Java Tip 8: Threads, Netscape, and the resize problem

How to deal with applet resizing in Netscape Navigator

This week's tip comes from Noah Green. Noah discusses his solution to the weird behavior of applets when they are resized.

When you resize the browser window in Netscape, it will always do the following to any applet running on the page:

1. Call its stop() method

2. Call both of its resize() methods (resize(int,int) and

resize (dimension) )

3. Call its start() method

If your program uses threads, you should be careful how you write your start and stop methods. In most sample applet code, the stop() method calls stop on any separate threads within the applet, and then sets them to null. This is because most people think of the stop() method as something called when the user leaves the page and wants to forget about it. But since Netscape calls stop() when you resize the window, your users would lose the applet's state when they thought they were only making a minor adjustment.

The solution is to always suspend threads, not stop them, in the stop method. In the start() method, you resume them. For example:

public void stop() {
    if (extraThread != null && extraThread.isAlive() )
public void start() {
    if (extraThread == null)
    extraThread = new Thread();

We still have a problem: how to dispose of threads once the user really is done. We don't want all these suspended threads hanging around now, do we?

First, we need to distinguish when stop() is being called by leaving the page, and when it's being called by resizing. The problem is that there is no way to do this. Recall that when Netscape does resizing, it calls stop() before it calls any resize() methods, not after, so the state is the same.

There are probably better solutions to this problem than my hack. But here it is anyway: create a new thread called killThread, a subclass of Thread whose run() body kills off all extra threads by calling the applet's destroy() method. The thread will wait 5 seconds (more or less) before it does this. Here's such a thread:

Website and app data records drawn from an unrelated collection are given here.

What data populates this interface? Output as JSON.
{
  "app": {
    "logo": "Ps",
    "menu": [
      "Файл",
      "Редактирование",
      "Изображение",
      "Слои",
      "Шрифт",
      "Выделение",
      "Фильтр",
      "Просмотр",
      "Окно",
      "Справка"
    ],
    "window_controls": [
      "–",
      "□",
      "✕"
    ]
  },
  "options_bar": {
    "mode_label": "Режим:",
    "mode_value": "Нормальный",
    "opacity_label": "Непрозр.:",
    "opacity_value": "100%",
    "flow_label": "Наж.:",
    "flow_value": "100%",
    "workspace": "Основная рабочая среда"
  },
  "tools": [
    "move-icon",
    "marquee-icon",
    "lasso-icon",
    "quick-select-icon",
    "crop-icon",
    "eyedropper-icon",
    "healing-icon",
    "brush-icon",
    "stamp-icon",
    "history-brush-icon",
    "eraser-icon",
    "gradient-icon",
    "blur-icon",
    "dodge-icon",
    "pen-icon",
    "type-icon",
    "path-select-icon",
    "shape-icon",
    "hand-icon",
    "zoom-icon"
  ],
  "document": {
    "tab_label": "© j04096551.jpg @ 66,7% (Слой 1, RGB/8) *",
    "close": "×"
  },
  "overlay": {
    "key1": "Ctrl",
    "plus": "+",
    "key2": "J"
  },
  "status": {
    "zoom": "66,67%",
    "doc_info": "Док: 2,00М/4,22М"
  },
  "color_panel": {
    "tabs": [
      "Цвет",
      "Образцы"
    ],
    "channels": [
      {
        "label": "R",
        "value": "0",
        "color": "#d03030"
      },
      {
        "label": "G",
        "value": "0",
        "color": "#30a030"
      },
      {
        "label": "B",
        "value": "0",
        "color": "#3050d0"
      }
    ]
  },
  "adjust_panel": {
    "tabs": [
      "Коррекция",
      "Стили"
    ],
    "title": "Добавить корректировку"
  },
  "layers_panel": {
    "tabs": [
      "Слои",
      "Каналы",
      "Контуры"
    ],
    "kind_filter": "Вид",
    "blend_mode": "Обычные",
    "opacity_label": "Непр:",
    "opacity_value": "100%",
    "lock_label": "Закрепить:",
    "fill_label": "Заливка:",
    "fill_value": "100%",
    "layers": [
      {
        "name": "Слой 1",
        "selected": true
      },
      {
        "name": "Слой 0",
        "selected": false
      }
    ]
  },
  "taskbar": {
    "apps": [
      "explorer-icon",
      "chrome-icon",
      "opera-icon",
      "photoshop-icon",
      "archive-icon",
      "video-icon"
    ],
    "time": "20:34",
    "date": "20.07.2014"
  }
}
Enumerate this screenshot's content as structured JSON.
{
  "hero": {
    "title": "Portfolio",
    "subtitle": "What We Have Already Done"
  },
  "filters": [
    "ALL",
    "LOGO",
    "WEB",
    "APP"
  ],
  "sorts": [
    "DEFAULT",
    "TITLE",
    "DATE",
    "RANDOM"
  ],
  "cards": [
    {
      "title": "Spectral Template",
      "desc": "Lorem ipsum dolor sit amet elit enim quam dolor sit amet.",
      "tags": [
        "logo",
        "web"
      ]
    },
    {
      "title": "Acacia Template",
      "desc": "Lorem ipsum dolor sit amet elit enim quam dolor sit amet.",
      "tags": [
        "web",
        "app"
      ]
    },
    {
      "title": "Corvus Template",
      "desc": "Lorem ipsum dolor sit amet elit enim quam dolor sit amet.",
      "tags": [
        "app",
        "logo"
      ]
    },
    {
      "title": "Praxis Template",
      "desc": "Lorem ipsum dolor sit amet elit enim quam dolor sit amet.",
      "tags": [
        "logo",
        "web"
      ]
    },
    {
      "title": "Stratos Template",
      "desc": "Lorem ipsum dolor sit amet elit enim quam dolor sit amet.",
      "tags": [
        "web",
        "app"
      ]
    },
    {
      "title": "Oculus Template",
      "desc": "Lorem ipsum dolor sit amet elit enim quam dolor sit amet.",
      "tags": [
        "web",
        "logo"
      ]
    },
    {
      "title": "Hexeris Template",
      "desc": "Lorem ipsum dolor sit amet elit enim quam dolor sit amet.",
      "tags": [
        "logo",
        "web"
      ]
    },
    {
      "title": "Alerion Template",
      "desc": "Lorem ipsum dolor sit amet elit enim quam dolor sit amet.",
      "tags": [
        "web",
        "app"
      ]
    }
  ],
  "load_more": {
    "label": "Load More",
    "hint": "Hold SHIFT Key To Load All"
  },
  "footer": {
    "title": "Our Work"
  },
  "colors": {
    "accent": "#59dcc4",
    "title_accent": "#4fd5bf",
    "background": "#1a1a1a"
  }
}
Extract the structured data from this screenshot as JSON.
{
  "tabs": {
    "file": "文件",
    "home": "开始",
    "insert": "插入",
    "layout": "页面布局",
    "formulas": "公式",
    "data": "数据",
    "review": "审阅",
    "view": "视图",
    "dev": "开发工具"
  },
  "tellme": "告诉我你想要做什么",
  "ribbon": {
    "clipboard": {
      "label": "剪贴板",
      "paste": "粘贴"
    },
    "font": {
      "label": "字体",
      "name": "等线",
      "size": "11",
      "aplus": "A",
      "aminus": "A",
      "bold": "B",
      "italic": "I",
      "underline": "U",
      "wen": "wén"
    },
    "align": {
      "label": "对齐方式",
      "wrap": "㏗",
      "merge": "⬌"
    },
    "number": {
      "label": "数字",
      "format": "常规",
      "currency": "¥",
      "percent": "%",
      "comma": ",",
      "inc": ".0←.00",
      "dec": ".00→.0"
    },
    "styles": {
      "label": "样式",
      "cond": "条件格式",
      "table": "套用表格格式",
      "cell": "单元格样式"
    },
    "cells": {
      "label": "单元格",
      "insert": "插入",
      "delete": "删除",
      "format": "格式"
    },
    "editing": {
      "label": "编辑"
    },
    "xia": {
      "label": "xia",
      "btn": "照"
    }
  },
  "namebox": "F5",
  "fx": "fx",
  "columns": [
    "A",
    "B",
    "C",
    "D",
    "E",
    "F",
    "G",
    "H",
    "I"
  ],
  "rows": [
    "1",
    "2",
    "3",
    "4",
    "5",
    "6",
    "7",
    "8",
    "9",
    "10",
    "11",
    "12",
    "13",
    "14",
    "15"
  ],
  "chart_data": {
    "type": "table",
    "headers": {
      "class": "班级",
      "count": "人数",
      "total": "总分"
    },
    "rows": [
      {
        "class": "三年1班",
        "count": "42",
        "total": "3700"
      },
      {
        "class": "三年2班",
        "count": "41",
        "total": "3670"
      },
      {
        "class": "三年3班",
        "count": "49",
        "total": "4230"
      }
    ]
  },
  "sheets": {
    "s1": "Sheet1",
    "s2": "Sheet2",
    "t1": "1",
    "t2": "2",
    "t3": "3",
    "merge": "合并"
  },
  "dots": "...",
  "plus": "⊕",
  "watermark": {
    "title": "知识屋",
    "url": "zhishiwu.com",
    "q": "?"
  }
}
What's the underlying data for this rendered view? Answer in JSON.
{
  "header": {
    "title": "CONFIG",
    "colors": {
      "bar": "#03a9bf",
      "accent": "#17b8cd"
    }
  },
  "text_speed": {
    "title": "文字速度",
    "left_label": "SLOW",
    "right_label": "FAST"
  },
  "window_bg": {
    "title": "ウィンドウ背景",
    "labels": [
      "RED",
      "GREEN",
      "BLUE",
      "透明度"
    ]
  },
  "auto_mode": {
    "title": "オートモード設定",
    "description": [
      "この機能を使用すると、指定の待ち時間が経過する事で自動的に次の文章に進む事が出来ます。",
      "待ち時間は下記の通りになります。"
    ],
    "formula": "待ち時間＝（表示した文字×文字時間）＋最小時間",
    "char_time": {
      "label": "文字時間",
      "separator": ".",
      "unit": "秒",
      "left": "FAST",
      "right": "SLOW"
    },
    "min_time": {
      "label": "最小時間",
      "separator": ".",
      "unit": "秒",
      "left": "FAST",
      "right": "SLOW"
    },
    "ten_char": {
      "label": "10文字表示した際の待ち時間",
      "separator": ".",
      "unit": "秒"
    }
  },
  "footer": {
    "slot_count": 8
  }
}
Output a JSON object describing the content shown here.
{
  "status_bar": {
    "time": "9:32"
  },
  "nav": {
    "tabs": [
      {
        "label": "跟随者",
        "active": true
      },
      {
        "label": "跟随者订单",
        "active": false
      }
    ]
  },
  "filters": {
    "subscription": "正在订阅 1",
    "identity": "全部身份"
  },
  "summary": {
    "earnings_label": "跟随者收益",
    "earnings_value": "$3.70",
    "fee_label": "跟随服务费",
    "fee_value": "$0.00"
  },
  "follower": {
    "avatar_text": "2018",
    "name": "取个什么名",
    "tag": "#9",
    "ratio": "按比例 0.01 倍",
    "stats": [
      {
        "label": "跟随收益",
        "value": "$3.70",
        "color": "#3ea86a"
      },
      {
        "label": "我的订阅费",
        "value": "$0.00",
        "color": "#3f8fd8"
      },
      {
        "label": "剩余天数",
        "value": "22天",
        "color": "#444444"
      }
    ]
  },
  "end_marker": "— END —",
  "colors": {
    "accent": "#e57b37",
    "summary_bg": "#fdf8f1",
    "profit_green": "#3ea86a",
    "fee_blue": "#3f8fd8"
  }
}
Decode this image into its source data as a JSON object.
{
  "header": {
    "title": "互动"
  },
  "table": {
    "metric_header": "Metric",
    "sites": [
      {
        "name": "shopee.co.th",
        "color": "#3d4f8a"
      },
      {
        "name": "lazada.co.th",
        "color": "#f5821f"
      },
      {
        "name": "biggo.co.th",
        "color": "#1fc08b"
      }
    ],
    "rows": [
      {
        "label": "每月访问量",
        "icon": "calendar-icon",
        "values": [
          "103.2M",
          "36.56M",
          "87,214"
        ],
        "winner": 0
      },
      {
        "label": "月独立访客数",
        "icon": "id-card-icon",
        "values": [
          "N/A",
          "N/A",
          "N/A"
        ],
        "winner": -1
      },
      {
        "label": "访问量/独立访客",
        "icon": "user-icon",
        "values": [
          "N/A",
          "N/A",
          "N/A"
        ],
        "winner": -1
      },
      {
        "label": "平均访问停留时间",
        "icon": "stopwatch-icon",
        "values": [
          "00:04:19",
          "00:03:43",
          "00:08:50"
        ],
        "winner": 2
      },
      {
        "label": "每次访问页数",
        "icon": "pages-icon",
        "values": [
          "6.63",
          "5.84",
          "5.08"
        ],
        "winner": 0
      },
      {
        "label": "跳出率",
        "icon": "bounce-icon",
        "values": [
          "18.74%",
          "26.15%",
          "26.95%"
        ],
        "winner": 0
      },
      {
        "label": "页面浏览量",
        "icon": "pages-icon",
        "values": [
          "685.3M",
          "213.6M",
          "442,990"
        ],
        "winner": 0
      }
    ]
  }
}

class KillThread extends Thread {
    Applet parent;
    final int KILLTHREADINTERVAL = 5000;      // 5 seconds
    public KillThread (Applet p) {
    parent = p;
    public void run () {
    try {
    } catch (InterruptedException e) {} 

Meanwhile, make sure your applet's destroy() method is written to kill off extraThread, and this killThread:

    public void destroy() {
    if (extraThread != null) {
        extraThread = null;
    if (killThread != null) {
        killThread = null;

How do we use this killThread? We instantiate and run it at the beginning of the applet's stop() method. We stop and kill it at the beginning of the applet's start() method. In this way, we solve the problem of figuring out whether we were resizing or not. The sequence of events is:

1. Netscape calls the stop() method, and a killThread starts.

2. If 5 seconds elapse without the start() method being called, then the user has probably left the page. killThread calls destroy(), which terminates all the applet's extant threads.

If start() is called again, then it means that this was only a resize. Stop and nullify the killThread before it wrecks everything. Resume all the suspended threads, and continue running.

Here are the final versions of the applet's start() and stop() methods:

    public void start() {
    // If we were in the middle of kill thread  
(caused by resizing)
    // stop the killthread and start (i.e. resume)  
    // Otherwise just start as normal
    if (killThread != null) {   
        System.out.println ("KILLTHREAD STOPPED");
        killThread = null;
    // Now start running the extraThread thread
    if ( extraThread == null ) {
        extraThread = new Thread(this);
    public void stop () {
    // First suspend the extraThread thread
    if ( (extraThread != null) &&  
(extraThread.isAlive()) ) {
    // Fire up a killthread, which will kill the  
extraThread thread
    // in 5 seconds unless start is called
    if (killThread != null)
        System.out.println ("ERROR - killThread  
shouldn't exist");
    else {
        killThread = new KillThread(this);

(NOTE: This assumes that we keep track of killThread and extraThread as object variables somewhere, which we would most likely be doing anyway.)

There you have it! With this stuff installed, you will never mess up an applet by resizing a Netscape browser again.

You might want to experiment with other browsers, although if they don't do things the way Netscape does, chances are this code will not affect things adversely. Also, the 5-second time limit may need to be shortened or lengthened, depending on the speed of different systems. So far, 5 seconds seem to do it okay on all the systems we've worked with.

I've seen a lot of applets out there that will "break" if you resize your browser window; this fix should put an end to that problem. If anyone knows of a more elegant solution besides launching a killThread, I'd love to hear about it! Happy coding.

John D. Mitchell is yet another UC-Berkeley Computer Science graduate weaned on caffeine, sugar, and way too little sleep. He spent three years toiling on PDA software at Geoworks for stock that is actually worth more than wallpaper. After the first public release of Java, John bailed out of his day job to develop applets and a Java compiler. He funds his Java addiction by writing compilers, TCL/TK, Perl, C++, and Java systems. His copious spare time is consumed by moderating the comp.lang.tcl.announce newsgroup and writing an awesome Java book.